  20. Another term that was heard over and over was "full blown" . I won't pretend to know the origin of the term but I will offer my idea. I don't think it referred to superchargers as some have suggested, but instead is a take-off on a nautical term describing the sails in a stiff wind.
     
  21. fulmacett
    Joined: Apr 22, 2009
    Posts: 3

    fulmacett
    Member

    Nice pics, great tour.
    Canada A
     
  22. automaticslim
    Joined: Aug 31, 2010
    Posts: 367

    automaticslim
    Member
    from new jersey

    Being backed here by the Allentown, Pa band "The Cyrkle." This must have been during the Beatles 1966 US tour. The Cyrkle was one of the opening acts on that tour, and probably provided back up for the Ronettes. The Cyrcle had hit records with 'Turn Down Day,' and 'Red Rubber Ball.'
     
  23. WCD
    Joined: Apr 15, 2008
    Posts: 1,712

    WCD
    Member

    Didnt the Ronettes incorporate a lot of the Phil Spector "Wall of sound" technique in their music?
     
  24. Bellytanker
    Joined: Aug 18, 2007
    Posts: 126

    Bellytanker
    Member
    from California

    I raced GoKarts there in 1958 and it was paved at that time. I've been trying to remember who I saw Pombo go after with a LARGE crescent wrench in the pits one Sunday afternoon. (Effin' old brain!!!) Clovis was the local 1/2 mile dirt track.
     
  25. lordairgtar
    Joined: Oct 11, 2009
    Posts: 416

    lordairgtar
    Member

    Yes. Ronnie was married to Phil.
     
  26. Tenney
    Joined: Jan 14, 2010
    Posts: 10

    Tenney
    Member

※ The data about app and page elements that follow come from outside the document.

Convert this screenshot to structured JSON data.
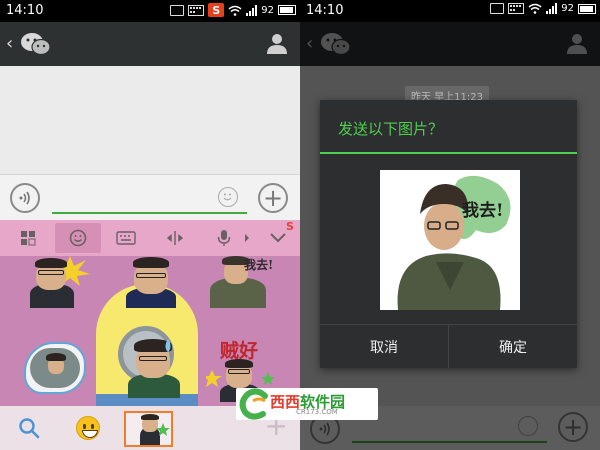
{
  "status_bar": {
    "time": "14:10",
    "battery": "92"
  },
  "chat_input": {
    "placeholder": ""
  },
  "dim_header": {
    "timestamp": "昨天 早上11:23"
  },
  "dialog": {
    "title": "发送以下图片？",
    "cancel_label": "取消",
    "confirm_label": "确定",
    "image_caption": "我去!"
  },
  "stickers": {
    "caption_hao": "贼好"
  },
  "watermark": {
    "brand_part1": "西西",
    "brand_part2": "软件园",
    "site": "CR173.COM"
  },
  "colors": {
    "accent_green": "#4fcf4f",
    "toolbar_pink": "#e7a7c9",
    "panel_pink": "#c786b3",
    "titlebar": "#2e3132",
    "selected_border": "#ef7d2a"
  },
  "icons": {
    "titlebar": [
      "back-chevron-icon",
      "wechat-logo-icon",
      "person-icon"
    ],
    "keyboard_toolbar": [
      "grid-icon",
      "emoji-icon",
      "keyboard-icon",
      "cursor-icon",
      "microphone-icon",
      "chevron-right-icon",
      "chevron-down-icon"
    ],
    "emoji_bar": [
      "search-icon",
      "smiley-emoji-icon",
      "add-icon"
    ]
  }
}
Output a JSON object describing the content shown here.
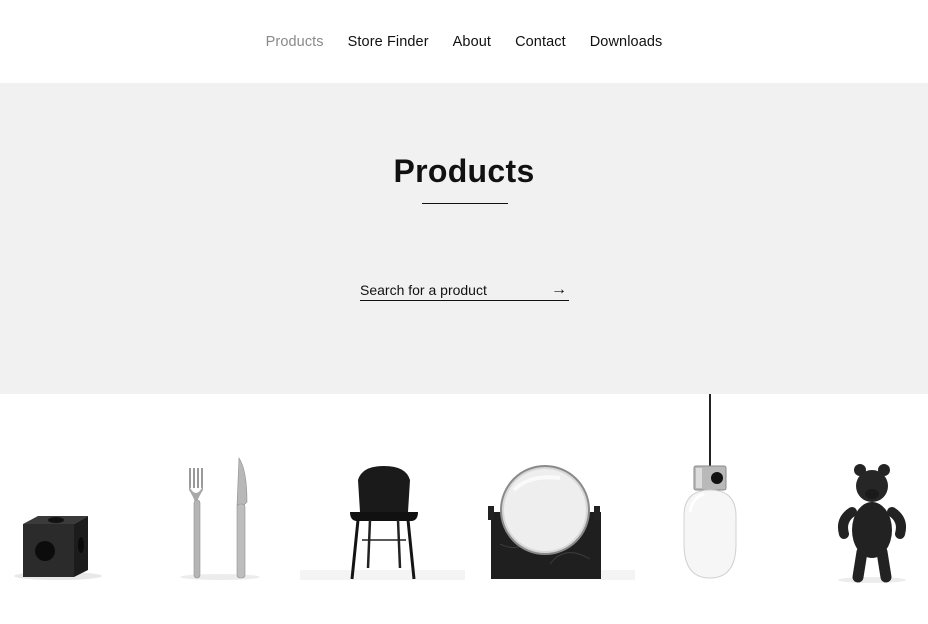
{
  "nav": {
    "items": [
      {
        "label": "Products",
        "active": true
      },
      {
        "label": "Store Finder",
        "active": false
      },
      {
        "label": "About",
        "active": false
      },
      {
        "label": "Contact",
        "active": false
      },
      {
        "label": "Downloads",
        "active": false
      }
    ]
  },
  "hero": {
    "title": "Products",
    "search": {
      "placeholder": "Search for a product",
      "submit_icon": "arrow-right-icon",
      "submit_glyph": "→"
    }
  },
  "products": [
    {
      "name": "cube-candleholder",
      "icon": "cube-icon"
    },
    {
      "name": "cutlery",
      "icon": "fork-knife-icon"
    },
    {
      "name": "chair",
      "icon": "chair-icon"
    },
    {
      "name": "mirror",
      "icon": "mirror-icon"
    },
    {
      "name": "pendant-lamp",
      "icon": "lamp-icon"
    },
    {
      "name": "teddy-bear",
      "icon": "bear-icon"
    }
  ],
  "colors": {
    "hero_bg": "#f1f1f1",
    "active_nav": "#8a8a8a",
    "text": "#111111"
  }
}
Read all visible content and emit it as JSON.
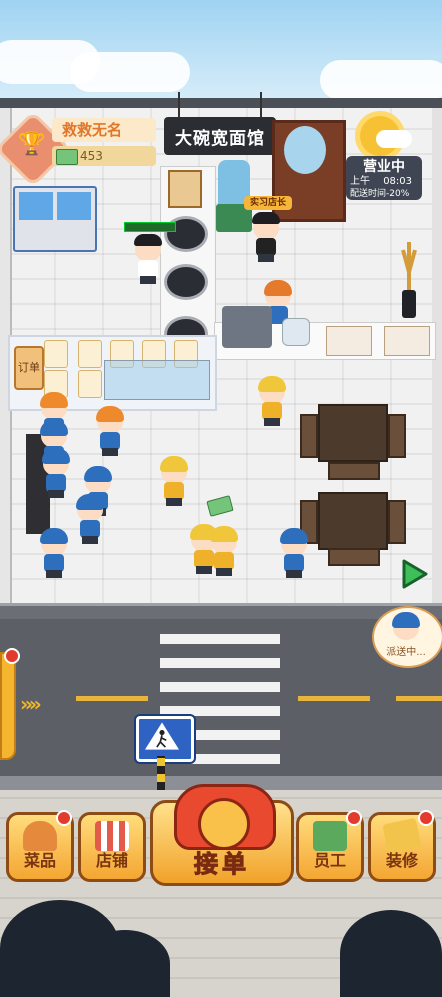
{
  "shop": {
    "name": "大碗宽面馆"
  },
  "player": {
    "name": "救救无名",
    "money": "453"
  },
  "status": {
    "label": "营业中",
    "period": "上午",
    "time": "08:03",
    "delivery_rate": "配送时间-20%"
  },
  "staff": {
    "intern_badge": "实习店长"
  },
  "counter": {
    "order_tag": "订单"
  },
  "delivery": {
    "bubble": "派送中..."
  },
  "bottom_menu": {
    "dishes": "菜品",
    "shop": "店铺",
    "accept_order": "接单",
    "staff": "员工",
    "decorate": "装修"
  },
  "icons": {
    "trophy": "trophy-icon",
    "cash": "cash-icon",
    "weather": "sun-cloud-icon",
    "phone": "telephone-icon",
    "crossing": "pedestrian-crossing-icon",
    "play": "play-icon"
  },
  "colors": {
    "accent": "#f4a632",
    "phone": "#e8492f",
    "notify": "#e23b2c"
  }
}
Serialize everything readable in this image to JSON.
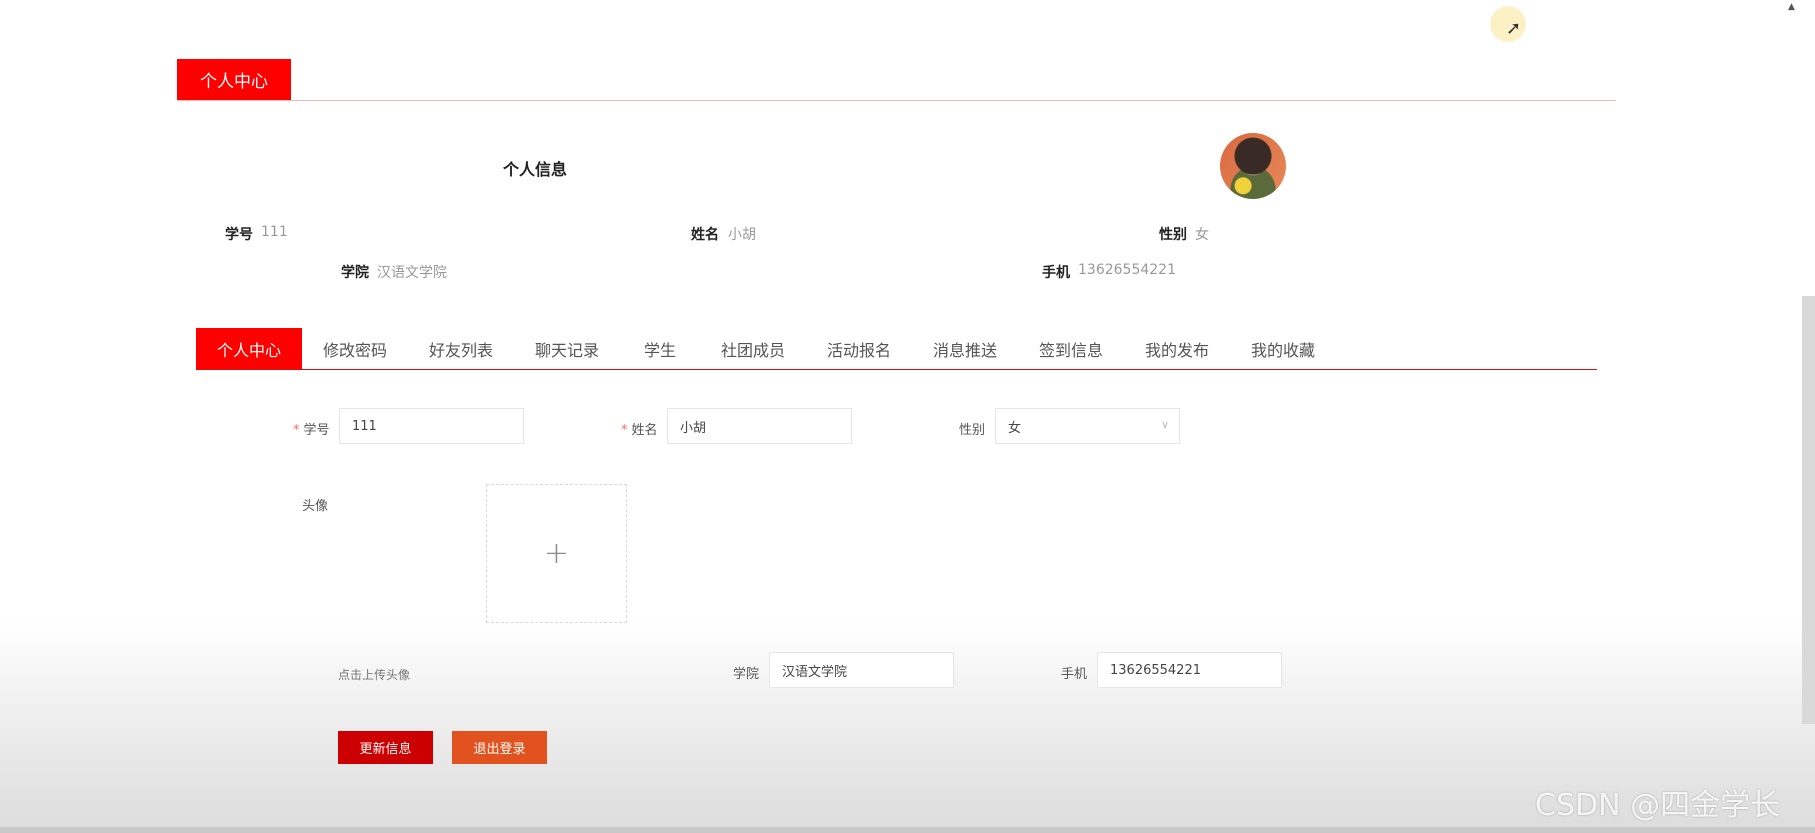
{
  "section_header": {
    "title": "个人中心"
  },
  "profile": {
    "title": "个人信息",
    "fields": [
      {
        "label": "学号",
        "value": "111"
      },
      {
        "label": "姓名",
        "value": "小胡"
      },
      {
        "label": "性别",
        "value": "女"
      },
      {
        "label": "学院",
        "value": "汉语文学院"
      },
      {
        "label": "手机",
        "value": "13626554221"
      }
    ]
  },
  "tabs": [
    {
      "label": "个人中心",
      "active": true
    },
    {
      "label": "修改密码"
    },
    {
      "label": "好友列表"
    },
    {
      "label": "聊天记录"
    },
    {
      "label": "学生"
    },
    {
      "label": "社团成员"
    },
    {
      "label": "活动报名"
    },
    {
      "label": "消息推送"
    },
    {
      "label": "签到信息"
    },
    {
      "label": "我的发布"
    },
    {
      "label": "我的收藏"
    }
  ],
  "form": {
    "student_id": {
      "label": "学号",
      "value": "111",
      "required": true
    },
    "name": {
      "label": "姓名",
      "value": "小胡",
      "required": true
    },
    "gender": {
      "label": "性别",
      "value": "女"
    },
    "avatar": {
      "label": "头像",
      "hint": "点击上传头像",
      "plus": "+"
    },
    "college": {
      "label": "学院",
      "value": "汉语文学院"
    },
    "phone": {
      "label": "手机",
      "value": "13626554221"
    },
    "required_mark": "*"
  },
  "buttons": {
    "update": "更新信息",
    "logout": "退出登录"
  },
  "watermark": "CSDN @四金学长",
  "colors": {
    "accent": "#ff0000",
    "update_button": "#cc0000",
    "logout_button": "#e2521e"
  }
}
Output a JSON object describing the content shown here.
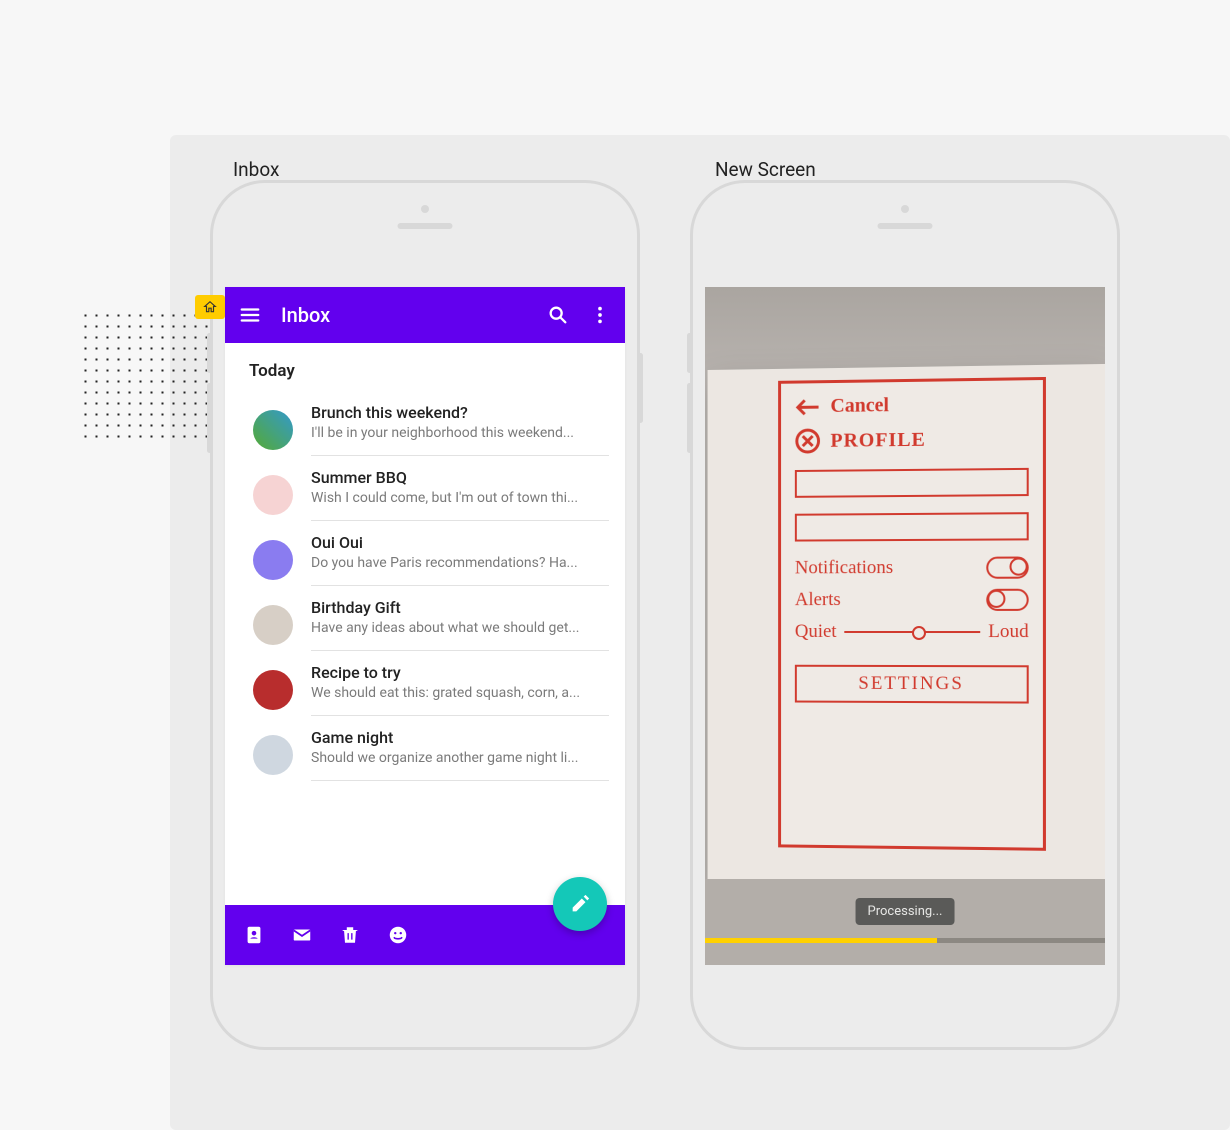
{
  "colors": {
    "primary": "#6200ee",
    "accent": "#14c8b8",
    "home_tag": "#ffcc00",
    "sketch_ink": "#d13a2e",
    "progress_fill": "#ffd100"
  },
  "left_phone": {
    "frame_label": "Inbox",
    "appbar": {
      "title": "Inbox"
    },
    "section_header": "Today",
    "messages": [
      {
        "title": "Brunch this weekend?",
        "subtitle": "I'll be in your neighborhood this weekend..."
      },
      {
        "title": "Summer BBQ",
        "subtitle": "Wish I could come, but I'm out of town thi..."
      },
      {
        "title": "Oui Oui",
        "subtitle": "Do you have Paris recommendations? Ha..."
      },
      {
        "title": "Birthday Gift",
        "subtitle": "Have any ideas about what we should get..."
      },
      {
        "title": "Recipe to try",
        "subtitle": "We should eat this: grated squash, corn, a..."
      },
      {
        "title": "Game night",
        "subtitle": "Should we organize another game night li..."
      }
    ],
    "bottom_icons": [
      "contacts-icon",
      "mail-icon",
      "trash-icon",
      "emoji-icon"
    ],
    "fab_icon": "compose-icon"
  },
  "right_phone": {
    "frame_label": "New Screen",
    "sketch": {
      "back_label": "Cancel",
      "title": "PROFILE",
      "options": [
        {
          "label": "Notifications",
          "type": "toggle",
          "state": "on"
        },
        {
          "label": "Alerts",
          "type": "toggle",
          "state": "off"
        }
      ],
      "slider": {
        "min_label": "Quiet",
        "max_label": "Loud"
      },
      "button_label": "SETTINGS"
    },
    "processing_label": "Processing...",
    "progress_percent": 58
  }
}
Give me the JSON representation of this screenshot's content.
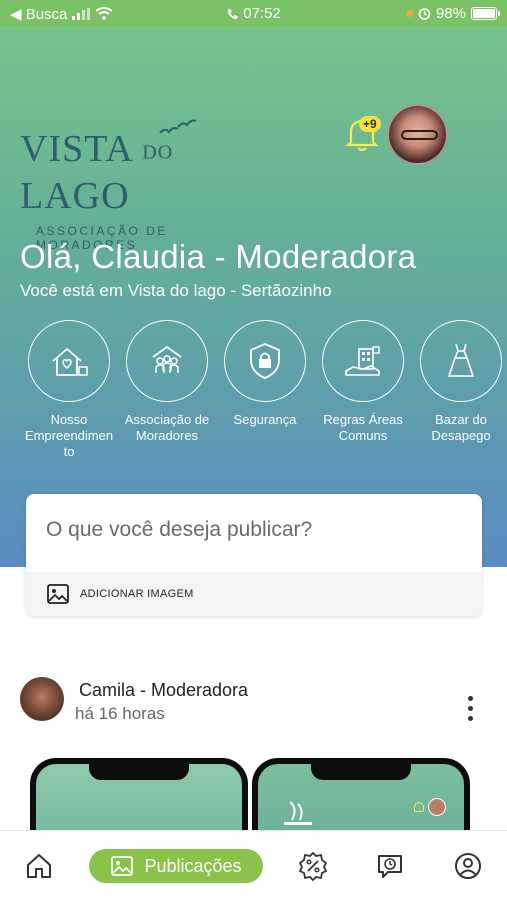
{
  "status_bar": {
    "back_label": "◀ Busca",
    "time": "07:52",
    "battery": "98%"
  },
  "header": {
    "logo_title_1": "VISTA",
    "logo_title_small": "DO",
    "logo_title_2": "LAGO",
    "logo_subtitle": "ASSOCIAÇÃO DE MORADORES",
    "notification_badge": "+9"
  },
  "greeting": {
    "title": "Olá, Claudia - Moderadora",
    "location": "Você está em Vista do lago - Sertãozinho"
  },
  "shortcuts": [
    {
      "label": "Nosso Empreendimen to",
      "icon": "house-heart-icon"
    },
    {
      "label": "Associação de Moradores",
      "icon": "people-group-icon"
    },
    {
      "label": "Segurança",
      "icon": "shield-lock-icon"
    },
    {
      "label": "Regras Áreas Comuns",
      "icon": "hand-building-icon"
    },
    {
      "label": "Bazar do Desapego",
      "icon": "dress-icon"
    }
  ],
  "composer": {
    "prompt": "O que você deseja publicar?",
    "add_image": "ADICIONAR IMAGEM"
  },
  "post": {
    "author": "Camila - Moderadora",
    "time": "há 16 horas"
  },
  "bottom_nav": {
    "active_label": "Publicações"
  },
  "colors": {
    "status_bar": "#7bc267",
    "nav_pill": "#8bc34a",
    "gradient_top": "#79c38c",
    "gradient_bottom": "#5b8cc4"
  }
}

    Schumacher!
     
  27. Novadude55
    Joined: Nov 10, 2009
    Posts: 2,352

    Novadude55
    Member
    from CA

    phil was one smart dude when it came to music,
    something went wrong along the way tho
     
Thread Status:
Not open for further replies.

Share This Page

Register now to get rid of these ads!

Archive

Copyright © 1995-2021 The Jalopy Journal: Steal our stuff, we'll kick your teeth in. Terms of Service. Privacy Policy.

Atomic Industry
Forum software by XenForo™ ©2010-2014 XenForo Ltd.